Data entries >>
┄┄┄┄┄┄

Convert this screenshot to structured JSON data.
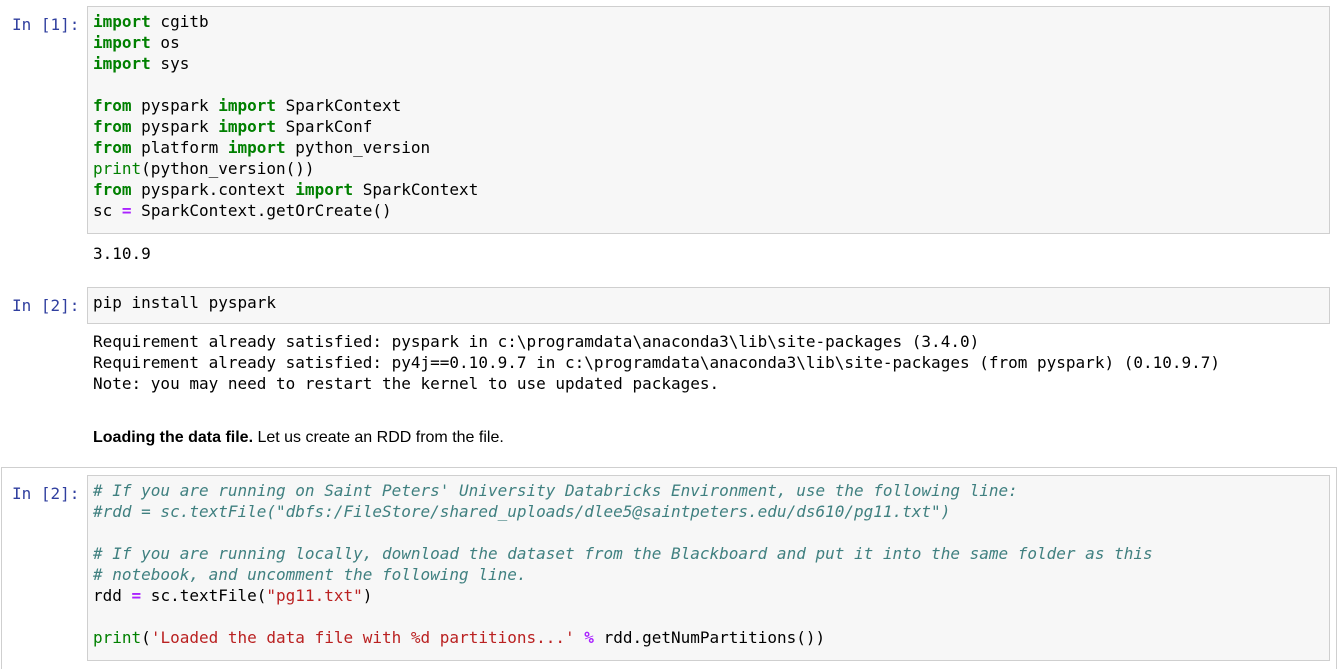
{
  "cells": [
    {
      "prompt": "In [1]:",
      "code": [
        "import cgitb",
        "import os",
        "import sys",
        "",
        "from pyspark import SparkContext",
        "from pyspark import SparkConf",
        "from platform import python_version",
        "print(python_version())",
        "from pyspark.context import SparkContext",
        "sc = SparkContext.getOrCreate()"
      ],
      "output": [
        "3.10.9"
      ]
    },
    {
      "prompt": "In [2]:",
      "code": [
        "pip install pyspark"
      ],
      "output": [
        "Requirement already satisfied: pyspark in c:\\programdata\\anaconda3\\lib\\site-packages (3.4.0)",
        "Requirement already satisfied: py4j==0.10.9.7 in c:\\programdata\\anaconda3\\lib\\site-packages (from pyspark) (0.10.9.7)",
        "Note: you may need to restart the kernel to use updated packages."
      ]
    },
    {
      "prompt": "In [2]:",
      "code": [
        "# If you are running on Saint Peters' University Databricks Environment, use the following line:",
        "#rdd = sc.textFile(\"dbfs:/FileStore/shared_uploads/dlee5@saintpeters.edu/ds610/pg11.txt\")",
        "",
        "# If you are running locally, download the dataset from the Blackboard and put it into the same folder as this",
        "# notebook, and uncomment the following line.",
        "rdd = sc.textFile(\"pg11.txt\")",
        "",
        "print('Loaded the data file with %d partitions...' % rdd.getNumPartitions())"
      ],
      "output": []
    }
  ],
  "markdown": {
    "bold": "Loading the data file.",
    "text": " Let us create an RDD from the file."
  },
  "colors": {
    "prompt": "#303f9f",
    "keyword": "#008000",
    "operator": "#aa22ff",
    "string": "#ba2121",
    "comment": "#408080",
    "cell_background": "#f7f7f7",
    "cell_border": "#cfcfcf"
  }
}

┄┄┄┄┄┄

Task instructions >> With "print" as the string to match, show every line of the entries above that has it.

Response box >>
        "print(python_version())",
        "print('Loaded the data file with %d partitions...' % rdd.getNumPartitions())"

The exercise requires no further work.